Despite the simplicity of the Virtuozzo Storage architecture, its components still need decent hardware as laid out in the requirements. So if you need a hyper-converged setup alongside a hypervisor, it is recommended to plan the server configuration beforehand.
The following table compares the consumption of hardware resource by Ceph and Virtuozzo Storage:
Unlike GlusterFS and Ceph that can easily be compared based on research published on the Internet, Virtuozzo Storage is not as popular, so the documentation remains the primary source of information about its features.
For this reason, I will describe the architecture of Virtuozzo Storage in more detail, so the part dedicated to this solution will be longer.
Let’s take a look at how writes are performed in a hybrid setup where data is stored on HDDs while caches (read/write journals) are kept on SSDs.

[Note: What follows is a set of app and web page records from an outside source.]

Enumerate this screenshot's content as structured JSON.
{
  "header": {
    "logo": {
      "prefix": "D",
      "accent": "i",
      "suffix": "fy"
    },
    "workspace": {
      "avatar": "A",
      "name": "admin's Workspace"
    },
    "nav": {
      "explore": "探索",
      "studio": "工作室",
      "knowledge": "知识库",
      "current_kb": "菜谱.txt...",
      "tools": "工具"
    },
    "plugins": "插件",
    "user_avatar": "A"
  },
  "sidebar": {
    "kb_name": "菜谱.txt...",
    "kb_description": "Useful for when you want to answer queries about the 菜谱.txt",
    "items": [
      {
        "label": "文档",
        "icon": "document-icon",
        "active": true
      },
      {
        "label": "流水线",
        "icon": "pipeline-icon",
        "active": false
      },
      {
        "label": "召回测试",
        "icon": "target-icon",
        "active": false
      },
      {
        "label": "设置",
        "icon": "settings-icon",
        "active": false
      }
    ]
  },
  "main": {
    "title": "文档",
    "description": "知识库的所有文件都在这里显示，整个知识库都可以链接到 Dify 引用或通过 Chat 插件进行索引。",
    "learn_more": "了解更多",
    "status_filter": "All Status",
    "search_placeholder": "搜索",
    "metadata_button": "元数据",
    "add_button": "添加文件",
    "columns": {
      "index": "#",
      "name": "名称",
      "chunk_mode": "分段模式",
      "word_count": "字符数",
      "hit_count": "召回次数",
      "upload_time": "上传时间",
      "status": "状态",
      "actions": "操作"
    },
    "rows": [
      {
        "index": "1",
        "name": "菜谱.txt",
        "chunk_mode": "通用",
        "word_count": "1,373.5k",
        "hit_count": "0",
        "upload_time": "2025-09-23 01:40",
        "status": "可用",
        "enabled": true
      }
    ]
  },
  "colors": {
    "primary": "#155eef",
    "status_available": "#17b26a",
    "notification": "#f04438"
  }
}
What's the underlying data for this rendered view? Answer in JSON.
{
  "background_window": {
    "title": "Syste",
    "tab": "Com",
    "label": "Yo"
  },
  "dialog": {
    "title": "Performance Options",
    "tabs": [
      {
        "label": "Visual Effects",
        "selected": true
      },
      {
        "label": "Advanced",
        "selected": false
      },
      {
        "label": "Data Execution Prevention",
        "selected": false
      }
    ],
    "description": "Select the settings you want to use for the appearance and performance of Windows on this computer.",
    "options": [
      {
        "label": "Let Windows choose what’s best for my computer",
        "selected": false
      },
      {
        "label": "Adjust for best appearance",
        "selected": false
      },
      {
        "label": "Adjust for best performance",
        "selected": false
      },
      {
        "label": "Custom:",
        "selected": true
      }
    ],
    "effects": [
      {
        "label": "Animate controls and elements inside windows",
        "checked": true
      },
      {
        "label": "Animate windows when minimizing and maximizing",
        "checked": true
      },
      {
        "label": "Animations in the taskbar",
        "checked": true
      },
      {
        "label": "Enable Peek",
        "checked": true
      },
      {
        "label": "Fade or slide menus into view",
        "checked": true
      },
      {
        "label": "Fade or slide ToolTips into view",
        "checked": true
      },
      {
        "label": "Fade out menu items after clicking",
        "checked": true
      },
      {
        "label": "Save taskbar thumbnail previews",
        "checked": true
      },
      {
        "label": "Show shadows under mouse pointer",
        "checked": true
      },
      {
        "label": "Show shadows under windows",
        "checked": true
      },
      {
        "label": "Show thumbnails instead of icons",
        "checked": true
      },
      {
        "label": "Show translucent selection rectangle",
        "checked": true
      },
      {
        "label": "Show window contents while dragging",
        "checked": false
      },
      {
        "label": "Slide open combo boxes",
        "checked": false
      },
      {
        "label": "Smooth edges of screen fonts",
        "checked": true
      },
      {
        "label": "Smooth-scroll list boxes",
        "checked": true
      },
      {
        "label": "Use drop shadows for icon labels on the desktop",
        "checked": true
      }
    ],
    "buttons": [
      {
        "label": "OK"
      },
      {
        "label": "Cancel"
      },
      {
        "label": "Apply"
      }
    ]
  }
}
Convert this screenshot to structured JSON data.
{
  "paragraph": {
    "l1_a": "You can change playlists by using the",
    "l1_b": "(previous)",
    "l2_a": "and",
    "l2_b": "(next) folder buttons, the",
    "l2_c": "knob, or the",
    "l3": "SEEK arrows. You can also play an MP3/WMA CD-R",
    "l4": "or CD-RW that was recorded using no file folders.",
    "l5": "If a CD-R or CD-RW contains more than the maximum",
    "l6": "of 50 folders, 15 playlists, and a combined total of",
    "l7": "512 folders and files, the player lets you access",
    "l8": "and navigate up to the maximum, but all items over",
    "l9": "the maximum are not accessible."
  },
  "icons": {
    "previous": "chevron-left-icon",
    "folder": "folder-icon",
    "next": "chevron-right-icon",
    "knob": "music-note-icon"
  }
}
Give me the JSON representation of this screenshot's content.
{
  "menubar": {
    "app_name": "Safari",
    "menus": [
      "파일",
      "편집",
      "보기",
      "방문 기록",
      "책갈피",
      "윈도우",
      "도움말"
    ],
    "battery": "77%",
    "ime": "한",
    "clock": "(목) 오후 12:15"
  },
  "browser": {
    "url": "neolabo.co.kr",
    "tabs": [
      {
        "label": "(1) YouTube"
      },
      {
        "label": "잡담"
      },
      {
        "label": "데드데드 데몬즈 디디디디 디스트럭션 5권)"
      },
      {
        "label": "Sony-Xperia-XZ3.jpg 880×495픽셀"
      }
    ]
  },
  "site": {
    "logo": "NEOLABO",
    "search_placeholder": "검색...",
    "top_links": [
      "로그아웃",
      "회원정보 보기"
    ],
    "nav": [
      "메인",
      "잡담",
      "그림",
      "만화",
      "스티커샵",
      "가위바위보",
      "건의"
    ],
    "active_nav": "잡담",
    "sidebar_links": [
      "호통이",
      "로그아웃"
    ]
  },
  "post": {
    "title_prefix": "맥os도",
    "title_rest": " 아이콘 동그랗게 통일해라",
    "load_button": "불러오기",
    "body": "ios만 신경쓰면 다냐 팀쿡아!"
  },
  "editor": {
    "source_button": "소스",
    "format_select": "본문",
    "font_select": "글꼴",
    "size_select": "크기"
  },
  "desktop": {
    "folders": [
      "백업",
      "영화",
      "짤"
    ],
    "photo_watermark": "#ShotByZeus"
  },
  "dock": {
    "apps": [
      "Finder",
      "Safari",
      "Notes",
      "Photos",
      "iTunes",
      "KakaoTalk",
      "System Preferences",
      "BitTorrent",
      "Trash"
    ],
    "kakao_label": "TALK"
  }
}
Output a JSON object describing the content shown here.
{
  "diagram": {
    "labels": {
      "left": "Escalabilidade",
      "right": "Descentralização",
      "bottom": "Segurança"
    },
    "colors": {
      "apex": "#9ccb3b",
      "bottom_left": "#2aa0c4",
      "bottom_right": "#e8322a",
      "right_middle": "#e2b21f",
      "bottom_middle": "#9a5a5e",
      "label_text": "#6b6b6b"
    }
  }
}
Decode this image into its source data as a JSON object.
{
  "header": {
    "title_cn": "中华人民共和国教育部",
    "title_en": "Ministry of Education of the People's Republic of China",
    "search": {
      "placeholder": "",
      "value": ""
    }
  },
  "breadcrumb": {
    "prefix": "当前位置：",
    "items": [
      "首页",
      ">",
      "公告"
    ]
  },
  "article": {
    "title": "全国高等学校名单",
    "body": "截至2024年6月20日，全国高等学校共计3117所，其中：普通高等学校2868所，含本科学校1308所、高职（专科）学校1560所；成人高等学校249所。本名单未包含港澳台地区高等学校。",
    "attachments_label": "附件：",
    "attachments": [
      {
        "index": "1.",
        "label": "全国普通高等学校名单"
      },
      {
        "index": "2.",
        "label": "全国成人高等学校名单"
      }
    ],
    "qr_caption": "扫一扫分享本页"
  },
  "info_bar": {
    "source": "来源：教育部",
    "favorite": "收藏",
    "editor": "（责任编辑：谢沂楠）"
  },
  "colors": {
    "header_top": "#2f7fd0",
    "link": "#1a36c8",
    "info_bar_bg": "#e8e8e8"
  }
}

A client, a FUSE mount point service, initiates a write to the server where the mount point is. Then MDS directs the client to a CS that manages data chunks of equal size (256 MB) on a single disk.
The chunk is replicated, almost in parallel, to multiple servers, according to the replication factor. In a setup with the replication factor of 3 and caches (read/write journals) on SSDs, the data write is committed after the journal has been written to the SSD. At that moment, however, the data is still being flushed from the caching SSD to the HDD in parallel.
Essentially, as soon as the data gets into a journal on the SSD, it’s immediately read and flushed to HDD. Given the replication factor of 3, the write will be committed after it’s been confirmed by the third server’s SSD drive. It may seem that dividing the sum of SSD write speeds by the number of SSDs produces the speed at which one replica is written.
Actually, replicas are written in parallel and since SSDs have much lower latencies than the network, the write speed essentially depends on network throughput. One can estimate the actual system IOPS by loading the entire system the right way, instead of focusing only on memory and cache. There is a dedicated test method for this that takes into account data block size, the number of threads, and other things.
The number of MDS per cluster is determined by the Paxos algorithm. Also, from the client’s point of view, the FUSE mount point is a storage directory mounted to all servers at once.
Another beneficial distinction of Virtuozzo Storage from Ceph and GlusterFS is FUSE with fast path. It significantly improves IOPS and lets you go beyond just horizontal scalability. The downside is that Virtuozzo Storage requires a paid license unlike Ceph and GlusterFS.
For every platform described in this article, it’s vital to properly plan and deploy the network infrastructure, providing enough bandwidth and proper aggregation. For the latter, it’s very important to choose the right hashing scheme and frame size.
To sum it up, Virtuozzo Storage offers the best performance and reliability, followed by Ceph and GlusterFS. Virtuozzo Storage wins for having the optimal architecture, custom FUSE with fast path, the ability to work on flexible hardware configurations, lower resource consumption, and the possibility to share the hardware with compute/virtualization. In other words, it is a part of a hyper-converged solution. Ceph is second because its block-based architecture allows it to outperform GlusterFS, as well as work on more hardware setups and in larger-scale clusters.
In my next article, I would like to compare vSAN, Space Direct Storage, Virtuozzo Storage, and Nutanix Storage. I would also like to review Virtuozzo Storage integration into third-party hardware data storage solutions.
If you have any comments or questions regarding the article, please let me know.